**WHAT IS BEING ASKED:** Keep every line in which "this" occurs and drop the rest of the data.

======== EXERCISE DATA

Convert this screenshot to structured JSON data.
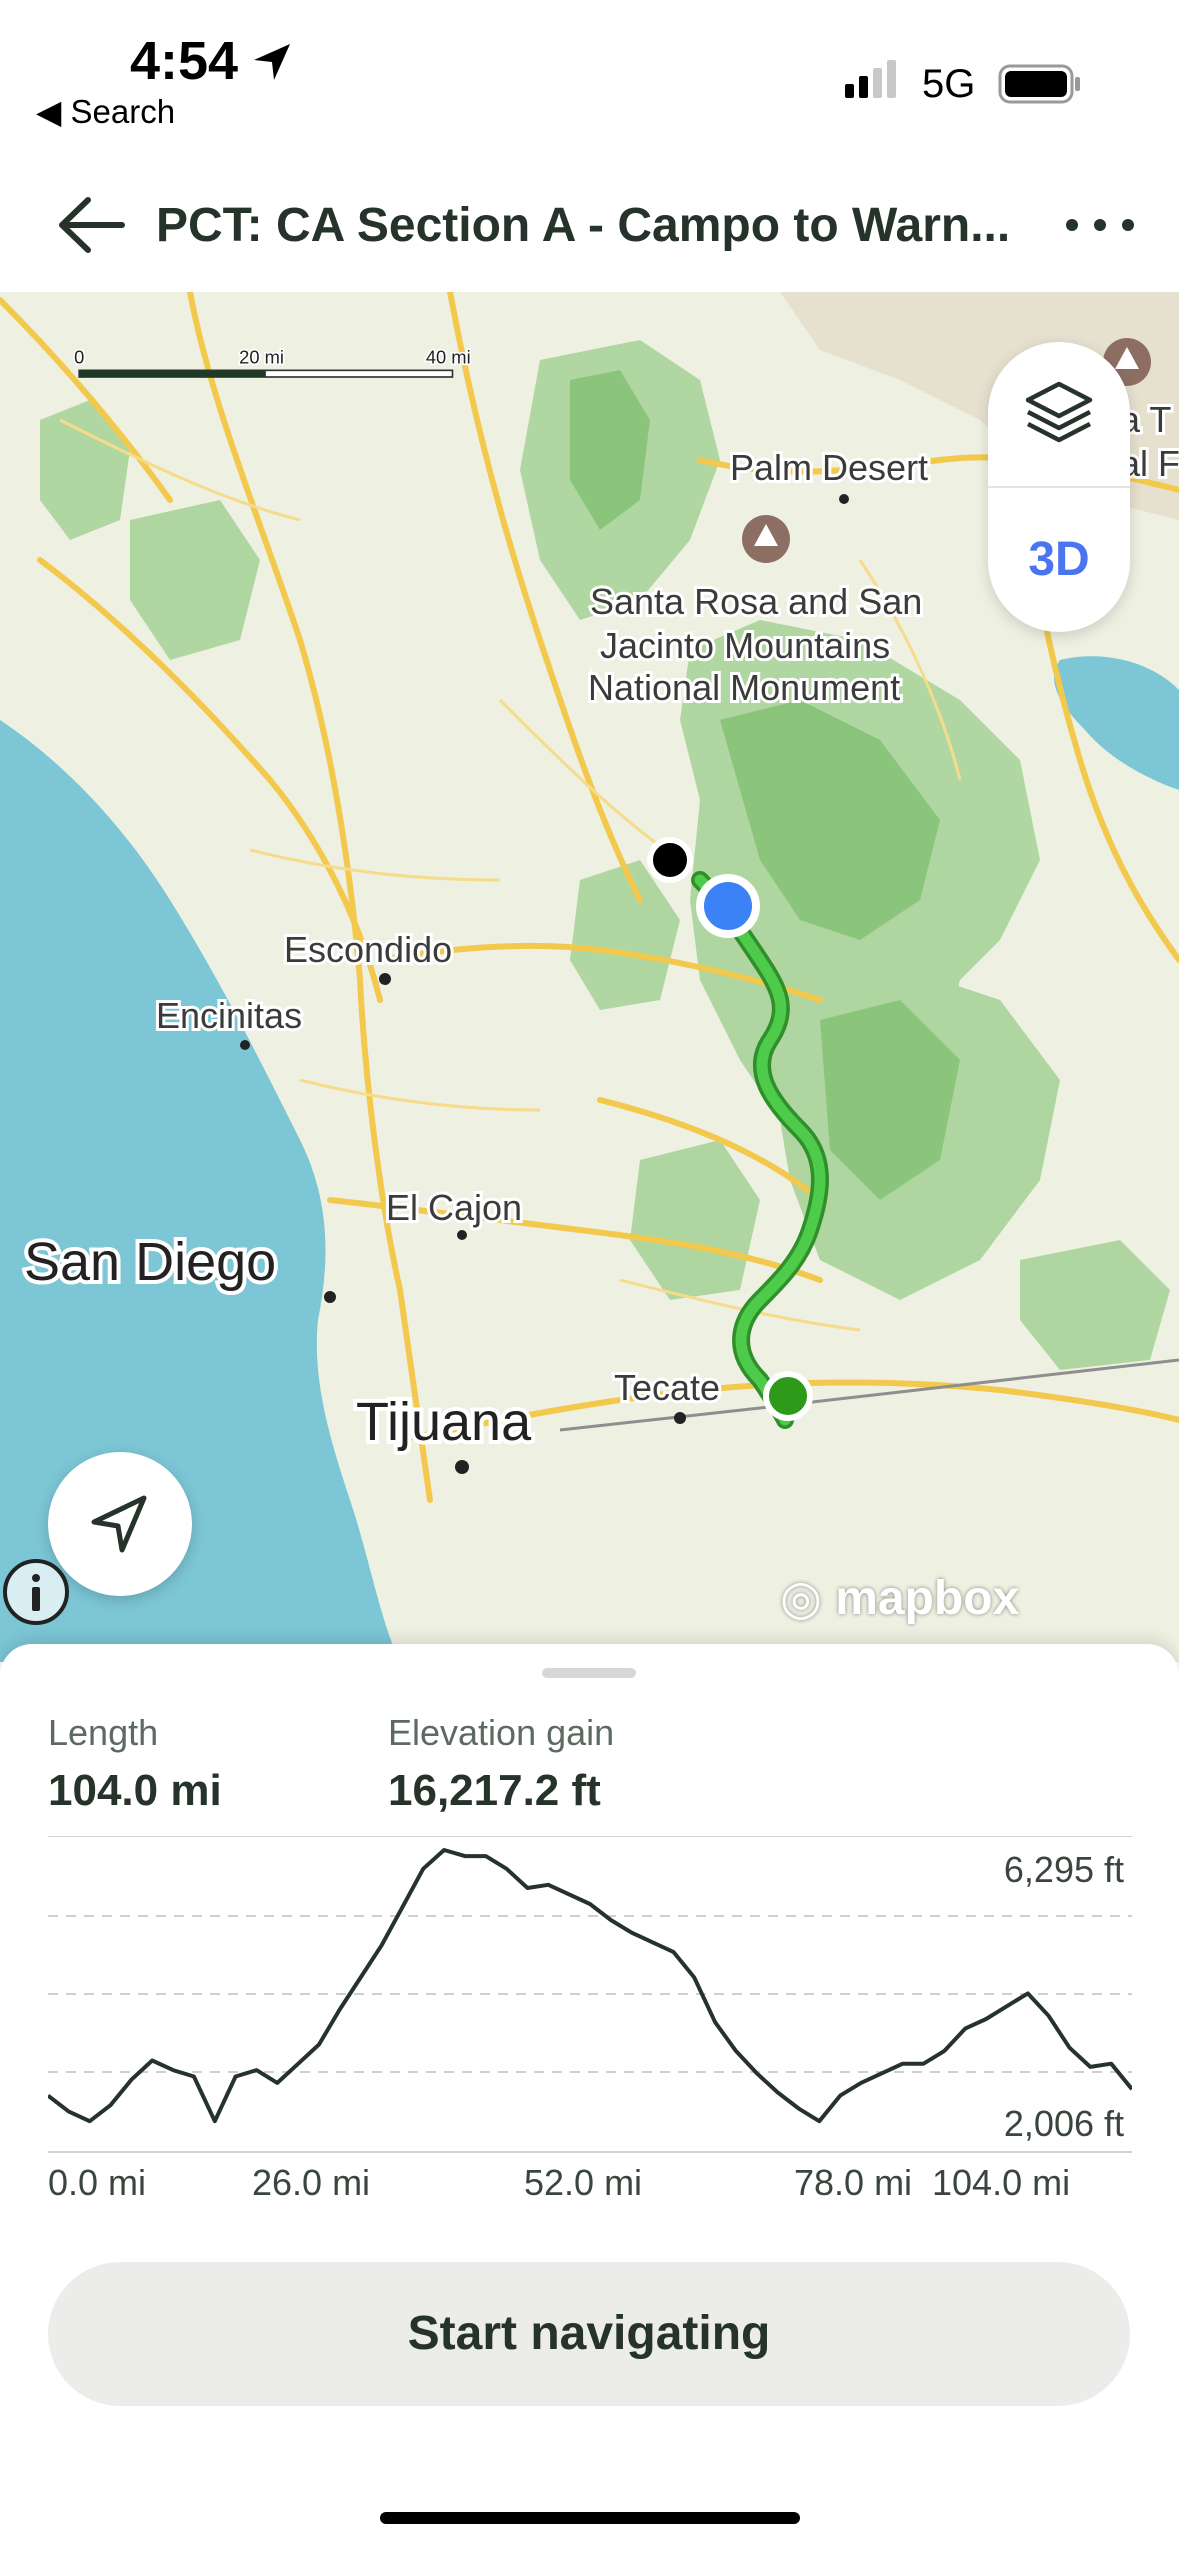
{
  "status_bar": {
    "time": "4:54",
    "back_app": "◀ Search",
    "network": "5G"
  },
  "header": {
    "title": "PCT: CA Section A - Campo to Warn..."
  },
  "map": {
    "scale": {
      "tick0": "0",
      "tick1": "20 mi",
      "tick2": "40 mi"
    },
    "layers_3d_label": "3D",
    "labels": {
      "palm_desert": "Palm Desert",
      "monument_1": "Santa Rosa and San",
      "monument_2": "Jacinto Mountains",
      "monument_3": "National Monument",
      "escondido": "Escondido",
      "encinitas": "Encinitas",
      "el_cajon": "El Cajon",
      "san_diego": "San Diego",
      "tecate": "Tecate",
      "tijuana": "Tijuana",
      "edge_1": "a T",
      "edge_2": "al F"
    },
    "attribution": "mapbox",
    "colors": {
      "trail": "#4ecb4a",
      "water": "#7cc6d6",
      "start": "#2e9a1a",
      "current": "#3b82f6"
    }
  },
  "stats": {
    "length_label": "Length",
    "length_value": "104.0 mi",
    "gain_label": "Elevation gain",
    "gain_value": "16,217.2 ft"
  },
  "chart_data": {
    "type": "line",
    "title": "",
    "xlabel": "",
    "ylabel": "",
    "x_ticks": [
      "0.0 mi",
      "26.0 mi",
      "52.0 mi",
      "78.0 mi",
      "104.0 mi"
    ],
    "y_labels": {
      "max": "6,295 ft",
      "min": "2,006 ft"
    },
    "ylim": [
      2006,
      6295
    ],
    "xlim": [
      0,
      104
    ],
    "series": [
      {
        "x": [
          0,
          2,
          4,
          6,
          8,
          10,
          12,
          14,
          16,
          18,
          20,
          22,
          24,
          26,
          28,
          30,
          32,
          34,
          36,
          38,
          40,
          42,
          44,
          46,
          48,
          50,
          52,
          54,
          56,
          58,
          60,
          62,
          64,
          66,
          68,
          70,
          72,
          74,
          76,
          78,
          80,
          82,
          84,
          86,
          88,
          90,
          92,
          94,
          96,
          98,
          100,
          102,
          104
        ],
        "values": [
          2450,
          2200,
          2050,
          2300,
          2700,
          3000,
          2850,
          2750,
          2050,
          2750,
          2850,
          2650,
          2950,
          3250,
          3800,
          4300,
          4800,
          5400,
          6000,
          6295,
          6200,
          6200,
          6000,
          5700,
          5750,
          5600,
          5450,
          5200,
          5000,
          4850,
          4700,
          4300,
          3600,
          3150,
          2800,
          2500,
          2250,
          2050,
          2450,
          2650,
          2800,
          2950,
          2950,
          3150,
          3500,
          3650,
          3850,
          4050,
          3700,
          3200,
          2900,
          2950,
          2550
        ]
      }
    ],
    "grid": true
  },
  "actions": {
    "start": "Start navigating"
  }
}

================
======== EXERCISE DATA

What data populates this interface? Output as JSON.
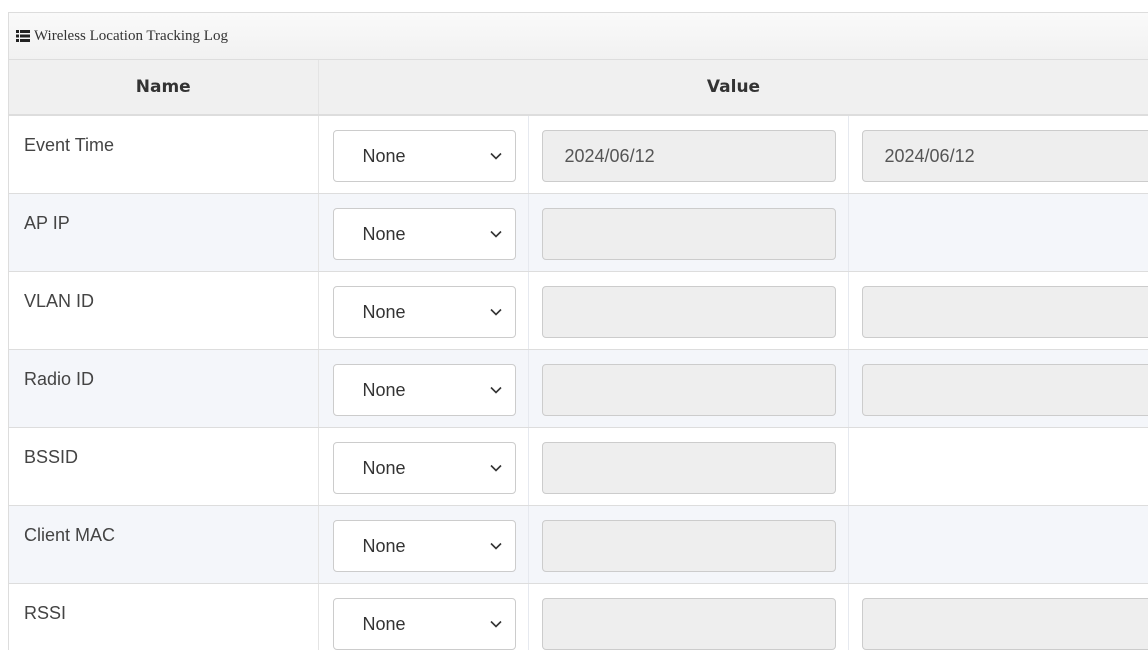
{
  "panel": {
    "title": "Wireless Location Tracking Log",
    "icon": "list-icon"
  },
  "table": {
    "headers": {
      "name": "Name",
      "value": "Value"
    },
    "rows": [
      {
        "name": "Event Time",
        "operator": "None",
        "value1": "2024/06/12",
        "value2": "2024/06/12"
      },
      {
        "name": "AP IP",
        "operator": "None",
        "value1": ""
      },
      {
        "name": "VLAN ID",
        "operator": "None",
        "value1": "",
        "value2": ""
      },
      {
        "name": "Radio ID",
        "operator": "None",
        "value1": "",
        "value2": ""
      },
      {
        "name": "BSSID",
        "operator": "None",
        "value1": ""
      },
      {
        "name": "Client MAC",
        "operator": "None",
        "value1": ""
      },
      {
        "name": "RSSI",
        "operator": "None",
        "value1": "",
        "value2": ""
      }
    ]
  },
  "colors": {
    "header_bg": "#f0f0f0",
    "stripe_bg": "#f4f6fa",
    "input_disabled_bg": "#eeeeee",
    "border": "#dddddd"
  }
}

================
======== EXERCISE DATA

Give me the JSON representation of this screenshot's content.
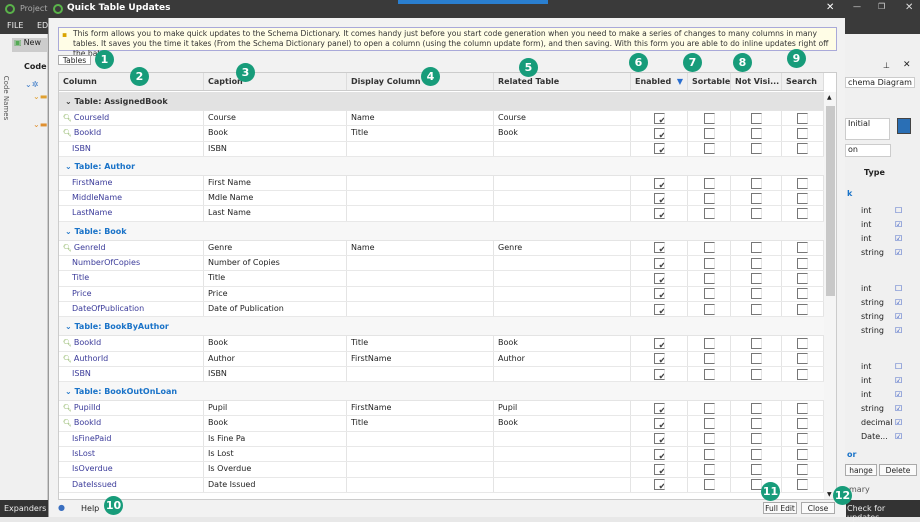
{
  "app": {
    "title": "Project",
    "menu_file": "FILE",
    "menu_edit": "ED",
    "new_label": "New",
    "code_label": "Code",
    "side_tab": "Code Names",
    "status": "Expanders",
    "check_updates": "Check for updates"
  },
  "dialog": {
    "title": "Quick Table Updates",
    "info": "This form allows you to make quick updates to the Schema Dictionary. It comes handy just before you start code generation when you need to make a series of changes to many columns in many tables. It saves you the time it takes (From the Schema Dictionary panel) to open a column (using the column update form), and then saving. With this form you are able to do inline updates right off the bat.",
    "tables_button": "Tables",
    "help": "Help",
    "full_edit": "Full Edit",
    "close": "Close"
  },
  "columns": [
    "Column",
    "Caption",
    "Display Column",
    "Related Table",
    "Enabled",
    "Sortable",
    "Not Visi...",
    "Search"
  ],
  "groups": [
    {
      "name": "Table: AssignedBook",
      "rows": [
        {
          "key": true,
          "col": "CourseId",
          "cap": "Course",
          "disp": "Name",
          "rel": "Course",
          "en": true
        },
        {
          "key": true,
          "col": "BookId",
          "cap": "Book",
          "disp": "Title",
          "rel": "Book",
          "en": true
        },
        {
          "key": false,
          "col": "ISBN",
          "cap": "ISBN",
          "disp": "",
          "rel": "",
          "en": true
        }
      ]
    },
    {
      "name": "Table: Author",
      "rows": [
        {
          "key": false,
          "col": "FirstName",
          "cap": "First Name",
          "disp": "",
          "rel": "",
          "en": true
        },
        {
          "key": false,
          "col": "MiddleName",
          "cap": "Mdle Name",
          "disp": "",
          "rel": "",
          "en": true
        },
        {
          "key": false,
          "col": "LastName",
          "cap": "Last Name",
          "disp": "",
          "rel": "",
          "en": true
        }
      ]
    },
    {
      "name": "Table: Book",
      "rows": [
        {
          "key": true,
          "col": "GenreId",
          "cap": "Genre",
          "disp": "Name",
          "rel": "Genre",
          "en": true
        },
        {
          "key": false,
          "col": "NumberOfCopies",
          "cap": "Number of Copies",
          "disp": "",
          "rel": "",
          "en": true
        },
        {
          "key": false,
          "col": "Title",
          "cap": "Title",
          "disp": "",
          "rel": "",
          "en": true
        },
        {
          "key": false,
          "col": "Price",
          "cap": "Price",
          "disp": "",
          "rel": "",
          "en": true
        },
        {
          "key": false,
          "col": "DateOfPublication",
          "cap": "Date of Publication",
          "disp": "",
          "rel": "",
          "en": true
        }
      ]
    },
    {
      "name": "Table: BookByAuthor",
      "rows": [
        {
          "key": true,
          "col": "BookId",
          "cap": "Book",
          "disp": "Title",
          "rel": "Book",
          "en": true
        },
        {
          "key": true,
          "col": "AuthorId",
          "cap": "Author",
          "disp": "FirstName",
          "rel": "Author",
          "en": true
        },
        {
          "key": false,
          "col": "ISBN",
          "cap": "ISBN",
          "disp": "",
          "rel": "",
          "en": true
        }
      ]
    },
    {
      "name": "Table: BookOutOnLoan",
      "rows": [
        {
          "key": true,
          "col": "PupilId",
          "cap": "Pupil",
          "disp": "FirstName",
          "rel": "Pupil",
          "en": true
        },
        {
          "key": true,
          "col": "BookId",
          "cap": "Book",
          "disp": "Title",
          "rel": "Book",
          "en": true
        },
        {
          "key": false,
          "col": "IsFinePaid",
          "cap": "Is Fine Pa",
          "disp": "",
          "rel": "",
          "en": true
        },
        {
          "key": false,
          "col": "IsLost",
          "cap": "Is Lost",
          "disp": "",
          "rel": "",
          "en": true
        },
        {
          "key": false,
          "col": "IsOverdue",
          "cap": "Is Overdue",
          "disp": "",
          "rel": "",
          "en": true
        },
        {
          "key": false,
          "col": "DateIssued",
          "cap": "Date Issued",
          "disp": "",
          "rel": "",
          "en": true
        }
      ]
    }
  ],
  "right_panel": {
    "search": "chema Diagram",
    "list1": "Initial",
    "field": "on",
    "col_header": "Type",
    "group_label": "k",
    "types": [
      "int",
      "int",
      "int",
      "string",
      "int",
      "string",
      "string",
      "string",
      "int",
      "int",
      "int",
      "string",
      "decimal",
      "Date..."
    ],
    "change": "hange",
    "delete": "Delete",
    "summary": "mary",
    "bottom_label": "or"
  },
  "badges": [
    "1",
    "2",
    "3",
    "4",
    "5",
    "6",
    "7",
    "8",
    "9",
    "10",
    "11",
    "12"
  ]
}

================

**SOLVED PROBLEM:**
Convert this screenshot to structured JSON data.
What data populates this interface? Output as JSON.
Give me the JSON representation of this screenshot's content.
    "info": "This form allows you to make quick updates to the Schema Dictionary. It comes handy just before you start code generation when you need to make a series of changes to many columns in many tables. It saves you the time it takes (From the Schema Dictionary panel) to open a column (using the column update form), and then saving. With this form you are able to do inline updates right off the bat.",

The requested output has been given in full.